Dangers of OTC Medication

Over the counter (OTC) remedies often seem like the way to alleviate allergy symptoms, headaches or common cold symptoms or pain. However, it is always important to read the labels of any OTC medicines, especially if you are taking medications to treat high blood pressure.

Non-steroidal anti-inflammatory medications (NSAIDs), are often used to relieve pain or reduce inflammation. Aspirin, ibuprofen, and naproxen, are OTC medicines, which are considered NSAIDs, and cause you to retain fluid and decrease kidney function, placing a greater stress on your heart or kidneys.
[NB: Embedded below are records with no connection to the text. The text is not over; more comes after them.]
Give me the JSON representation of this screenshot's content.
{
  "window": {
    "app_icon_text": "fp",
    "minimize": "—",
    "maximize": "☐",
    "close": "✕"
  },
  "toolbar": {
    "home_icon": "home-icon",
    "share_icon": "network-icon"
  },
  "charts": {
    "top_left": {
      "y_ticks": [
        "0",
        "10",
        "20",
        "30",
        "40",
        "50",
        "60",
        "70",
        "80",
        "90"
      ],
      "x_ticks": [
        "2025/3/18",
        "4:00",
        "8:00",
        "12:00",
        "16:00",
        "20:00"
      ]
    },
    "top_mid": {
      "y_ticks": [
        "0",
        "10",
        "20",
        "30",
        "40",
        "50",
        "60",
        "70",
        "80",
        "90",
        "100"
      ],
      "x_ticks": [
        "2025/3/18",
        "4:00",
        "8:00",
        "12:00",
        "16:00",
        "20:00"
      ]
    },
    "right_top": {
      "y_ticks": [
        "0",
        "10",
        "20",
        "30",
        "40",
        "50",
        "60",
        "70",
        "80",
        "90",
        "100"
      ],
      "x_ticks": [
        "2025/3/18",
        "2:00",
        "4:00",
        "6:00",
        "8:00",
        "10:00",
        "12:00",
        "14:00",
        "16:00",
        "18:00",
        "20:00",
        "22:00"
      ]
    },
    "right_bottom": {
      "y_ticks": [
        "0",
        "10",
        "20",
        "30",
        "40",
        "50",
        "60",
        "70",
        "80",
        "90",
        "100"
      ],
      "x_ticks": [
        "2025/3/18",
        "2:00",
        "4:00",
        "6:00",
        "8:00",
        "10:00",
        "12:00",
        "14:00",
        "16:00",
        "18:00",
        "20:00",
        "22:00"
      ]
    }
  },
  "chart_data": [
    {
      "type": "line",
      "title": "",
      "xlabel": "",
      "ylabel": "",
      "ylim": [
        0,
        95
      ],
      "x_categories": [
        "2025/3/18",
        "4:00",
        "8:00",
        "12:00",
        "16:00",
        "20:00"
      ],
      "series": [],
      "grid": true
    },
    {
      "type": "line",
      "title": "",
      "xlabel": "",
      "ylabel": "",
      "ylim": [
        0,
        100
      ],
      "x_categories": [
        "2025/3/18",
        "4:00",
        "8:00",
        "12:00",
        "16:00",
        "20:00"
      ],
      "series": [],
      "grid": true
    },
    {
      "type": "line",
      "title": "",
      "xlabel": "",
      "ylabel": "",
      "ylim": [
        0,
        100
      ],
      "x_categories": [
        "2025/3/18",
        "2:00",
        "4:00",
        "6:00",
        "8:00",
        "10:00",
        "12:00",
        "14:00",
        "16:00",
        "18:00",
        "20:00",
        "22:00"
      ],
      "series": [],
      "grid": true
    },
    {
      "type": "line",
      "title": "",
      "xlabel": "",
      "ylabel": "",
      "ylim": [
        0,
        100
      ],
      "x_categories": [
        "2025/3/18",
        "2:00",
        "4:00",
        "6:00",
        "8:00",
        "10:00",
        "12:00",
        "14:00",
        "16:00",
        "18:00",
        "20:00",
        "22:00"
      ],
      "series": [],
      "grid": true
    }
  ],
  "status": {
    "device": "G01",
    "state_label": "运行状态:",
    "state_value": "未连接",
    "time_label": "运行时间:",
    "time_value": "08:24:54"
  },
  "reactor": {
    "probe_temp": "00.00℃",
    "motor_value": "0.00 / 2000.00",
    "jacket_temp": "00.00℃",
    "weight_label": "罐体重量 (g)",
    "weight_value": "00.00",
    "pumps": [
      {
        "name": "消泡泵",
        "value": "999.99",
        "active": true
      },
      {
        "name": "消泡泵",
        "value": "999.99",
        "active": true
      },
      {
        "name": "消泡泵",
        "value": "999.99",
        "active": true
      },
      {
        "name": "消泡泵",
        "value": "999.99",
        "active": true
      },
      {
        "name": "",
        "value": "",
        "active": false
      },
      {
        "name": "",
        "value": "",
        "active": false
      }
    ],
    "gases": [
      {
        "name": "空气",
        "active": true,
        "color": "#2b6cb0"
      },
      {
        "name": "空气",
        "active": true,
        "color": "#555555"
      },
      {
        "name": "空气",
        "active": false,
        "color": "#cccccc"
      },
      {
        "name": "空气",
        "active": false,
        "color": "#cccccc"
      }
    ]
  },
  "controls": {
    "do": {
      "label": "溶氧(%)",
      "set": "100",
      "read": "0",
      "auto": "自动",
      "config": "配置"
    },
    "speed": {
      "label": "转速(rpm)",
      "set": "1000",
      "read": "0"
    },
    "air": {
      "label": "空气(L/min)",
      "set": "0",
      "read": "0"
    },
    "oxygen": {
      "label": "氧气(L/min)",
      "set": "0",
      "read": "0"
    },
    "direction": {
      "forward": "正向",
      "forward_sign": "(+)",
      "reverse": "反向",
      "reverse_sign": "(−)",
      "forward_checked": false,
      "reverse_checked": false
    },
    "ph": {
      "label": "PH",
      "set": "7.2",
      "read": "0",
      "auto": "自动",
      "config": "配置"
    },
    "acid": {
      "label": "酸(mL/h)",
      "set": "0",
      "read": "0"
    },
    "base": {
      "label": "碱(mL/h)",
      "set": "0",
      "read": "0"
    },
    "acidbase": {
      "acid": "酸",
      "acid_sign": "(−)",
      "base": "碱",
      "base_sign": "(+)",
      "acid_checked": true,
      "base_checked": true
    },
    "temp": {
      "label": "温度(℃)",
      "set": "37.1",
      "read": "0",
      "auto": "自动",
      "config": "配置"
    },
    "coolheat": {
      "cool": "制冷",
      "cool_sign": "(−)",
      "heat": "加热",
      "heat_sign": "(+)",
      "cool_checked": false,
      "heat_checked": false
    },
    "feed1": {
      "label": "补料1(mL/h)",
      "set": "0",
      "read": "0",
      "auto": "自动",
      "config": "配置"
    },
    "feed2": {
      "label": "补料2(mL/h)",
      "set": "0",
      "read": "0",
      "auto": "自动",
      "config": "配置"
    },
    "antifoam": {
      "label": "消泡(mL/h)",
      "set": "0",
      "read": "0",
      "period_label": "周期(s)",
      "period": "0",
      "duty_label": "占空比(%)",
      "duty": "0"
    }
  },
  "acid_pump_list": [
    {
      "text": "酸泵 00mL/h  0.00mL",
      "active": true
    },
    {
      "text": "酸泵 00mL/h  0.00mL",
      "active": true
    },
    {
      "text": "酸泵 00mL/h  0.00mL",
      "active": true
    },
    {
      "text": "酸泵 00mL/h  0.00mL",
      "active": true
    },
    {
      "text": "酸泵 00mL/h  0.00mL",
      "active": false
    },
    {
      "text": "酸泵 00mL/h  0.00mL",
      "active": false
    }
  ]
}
Believe it or not, many cough and cold medications contain NSAIDs to relieve decongestion and pain. Decongestants can make your blood pressure and heart rate rise and may prevent high blood pressure medications from working properly. Avoid using them and seek alternative ways to ease the symptoms of cold, flu, or sinus problems.

Do you suffer from migraines? Some migraine headache medications work by constricting blood vessels in your head, but the medication also constricts blood vessels throughout your body. This can raise blood pressure, perhaps to dangerous levels. If you have high blood pressure or any other type of heart disease, speak with your doctor before taking medication for migraines or severe headaches.

Trying to lose weight? Appetite suppressants tend to speed-up the body and can make your blood pressure rise, placing more stress on your heart. Before using any weight loss drug, whether prescription or over-the-counter, be sure to check with your doctor. These medications may do you more harm than good.

Read medication labels before buying over-the-counter preparations. Talk to your doctor before using any over-the-counter medication, herbal preparation, vitamins, or other nutritional supplements. Ask for alternatives to potentially harmful medicines. Give a list of all the medications you use, both prescription and over-the-counter, to every doctor you visit, including dosages. If you do not have a physician and would like set up an appointment to meet with one, please contact Flushing Hospital’s Ambulatory Center at 718-670-5486.

All content of this newsletter is intended for general information purposes only and is not intended or implied to be a substitute for professional medical advice, diagnosis or treatment. Please consult a medical professional before adopting any of the suggestions on this page. You must never disregard professional medical advice or delay seeking medical treatment based upon any content of this newsletter. PROMPTLY CONSULT YOUR PHYSICIAN OR CALL 911 IF YOU BELIEVE YOU HAVE A MEDICAL EMERGENCY.